Antique treasures

These pots tell long stories of the past and are rarities that move my heart. To imagine and to see what they have gone through and how their past was, makes these pots very special and very alive. They are jewels in my collection and in accordance with their age I treat them very fondly. If you by chance have any antique pots for sale or know other sources, I would be very happy if you contact me directly.

Green Penjing-Pot

This pot has many many years of history behind it. I imagine who probably built it although I actually know nearly nothing about it except the events of the last 6 months before I got it. These were very turbulent.
Several years ago this pot was shipped from China to the Bonsai Centre in Heidelberg. There it spent its time in a display case and was seemingly not really noticed. It is unclear whether it was for sale or not. What I know is that after the dissolution of the Bonsai Centre in Heidelberg a few years ago it was sold as part of the bankruptcy estate. The new owner decided to give this pot along with some others to a clearance centre for selling it and earning some profit from these artifacts from the former focal point for bonsai in Europe. The process of photographing a certain amount of the pots, uploading them to an appropriate webshop and linking them into an internet auction site took a few weeks. One of these pots was the one pictured here. Accidentally! A few weeks later a very good friend of mine noticed the pot. The listed price was beyond good and evil; it was totally unrealistic and so he showed me the pot just for my interest and the story seemed to end here. Months later, I again found the pot on the internet. The price had dropped significantly, and I began to think a little about purchasing the pot now. The estimated size was 68x36cm - a size that only could be planted with difficulty, so the pot would most probably just become an exhibit, if I bought it. The photo, which showed the pot was extremely blurred, had a bad perspective and any buyer would be taking a certain risk. Time passed while I kept on thinking about it until I nearly forgot the pot. The summer festival of happened and I had committed to a lot of spending on other things which nearly led to me not being interested in the pot any more. That was then. Suddenly it popped itself back in my mind and I was unable to get it out.
To cut the story short, the pot now just had to be bought so I ordered it and waited. A few days later after I had asked the seller to pack the pot extremely carefully, I received a shipping confirmation. Again a few days later, without having had a notification from a delivery man in the mail, I received an email:
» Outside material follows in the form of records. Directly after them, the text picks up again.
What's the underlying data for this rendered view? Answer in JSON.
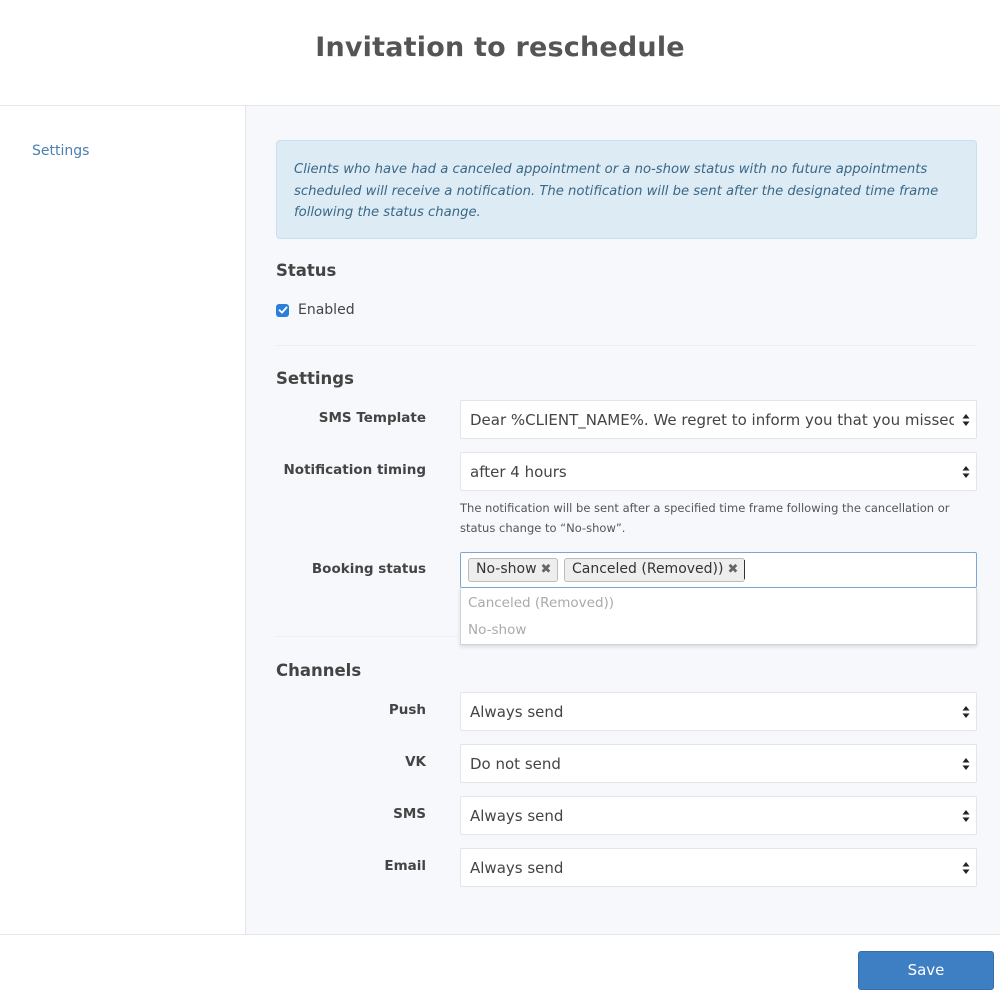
{
  "header": {
    "title": "Invitation to reschedule"
  },
  "sidebar": {
    "items": [
      {
        "label": "Settings"
      }
    ]
  },
  "info": {
    "lines": [
      "Clients who have had a canceled appointment or a no-show status with no future appointments",
      "scheduled will receive a notification. The notification will be sent after the designated time frame",
      "following the status change."
    ]
  },
  "status": {
    "title": "Status",
    "enabled_label": "Enabled",
    "enabled": true
  },
  "settings": {
    "title": "Settings",
    "sms_template": {
      "label": "SMS Template",
      "value": "Dear %CLIENT_NAME%. We regret to inform you that you missed your"
    },
    "notification_timing": {
      "label": "Notification timing",
      "value": "after 4 hours",
      "help_lines": [
        "The notification will be sent after a specified time frame following the cancellation or",
        "status change to “No-show”."
      ]
    },
    "booking_status": {
      "label": "Booking status",
      "tags": [
        "No-show",
        "Canceled (Removed))"
      ],
      "remove_glyph": "✖",
      "dropdown_options": [
        "Canceled (Removed))",
        "No-show"
      ]
    }
  },
  "channels": {
    "title": "Channels",
    "items": [
      {
        "label": "Push",
        "value": "Always send"
      },
      {
        "label": "VK",
        "value": "Do not send"
      },
      {
        "label": "SMS",
        "value": "Always send"
      },
      {
        "label": "Email",
        "value": "Always send"
      }
    ]
  },
  "footer": {
    "save_label": "Save"
  },
  "colors": {
    "accent": "#3d7fc2",
    "info_background": "#ddebf5",
    "info_text": "#3a6886",
    "sidebar_link": "#4a7fb0"
  },
  "icons": {
    "select_arrows": "updown-arrows-icon",
    "checkbox": "checkmark-icon",
    "tag_remove": "remove-tag-icon"
  }
}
"Unfortunately, an error occurred in the item description. We sell the pots on behalf of a client and we received photographs and measurements from our client. During the packaging preparations it was determined that the pot is significantly different to the specified dimensions. Measurements specified in the offer were 68 x 36 cm. In fact the dimensions of the pot are 33 x 25 cm. We therefore need to cancel the sale because the goods are not as described. We will refund the paid amount back to your account. If you want a different purchase, please send a short message. We can only apologize for the mistake. "

In the meantime I had spoken to Peter Krebs several times to get some more information on the pot and I was aware that I still wanted to have it, though it was not even half as big now! Actually even because of this I wanted the pot now. 

So I called the seller again, asking him to send the pot now. Once more I was happily awaiting the hopefully soon arriving package.

Meanwhile the owner decided that he actually did not really want to sell the pot at all as it allegedly had been his mistake to give it to the reseller for sale. So I had to wait another day. The next day I got another call: 'The pot is coming to you.' Again I had to wait for days without any package alerts until a neighbour taped a note to my door that he had received my package.
The moment of truth was at hand. I opened the box carefully and what came out was a completely different, not at all similar pot in turquoise. The same evening, I called the seller on his private cell phone number that I now knew.
No acknowledgment, just: "That cannot be true!".
So once more I had to wait one day because all pots were kept in an storage building in another city. Then the redemption: "The original pot is still in the warehouse; there was a misunderstanding"
As before, fearfully I had to wait again. Will the pot really be 68x36 cm tall? Will it arrive intact? Was the whole story a bad buy from the beginning, because the picture had camouflaged the pot's poor state?

But the story has a happy ending at last.
Now I am very delighted to have one more historical piece in my collection and to be able to show it here.

The pot was made at the latest in 1920 and is possibly even older. In particular its age can be dated by the fact that the edge of the pot was not glazed, because in the relevant potteries such pots were directly put above one another for firing. So if the edges had been glazed the pots would have been sticking together.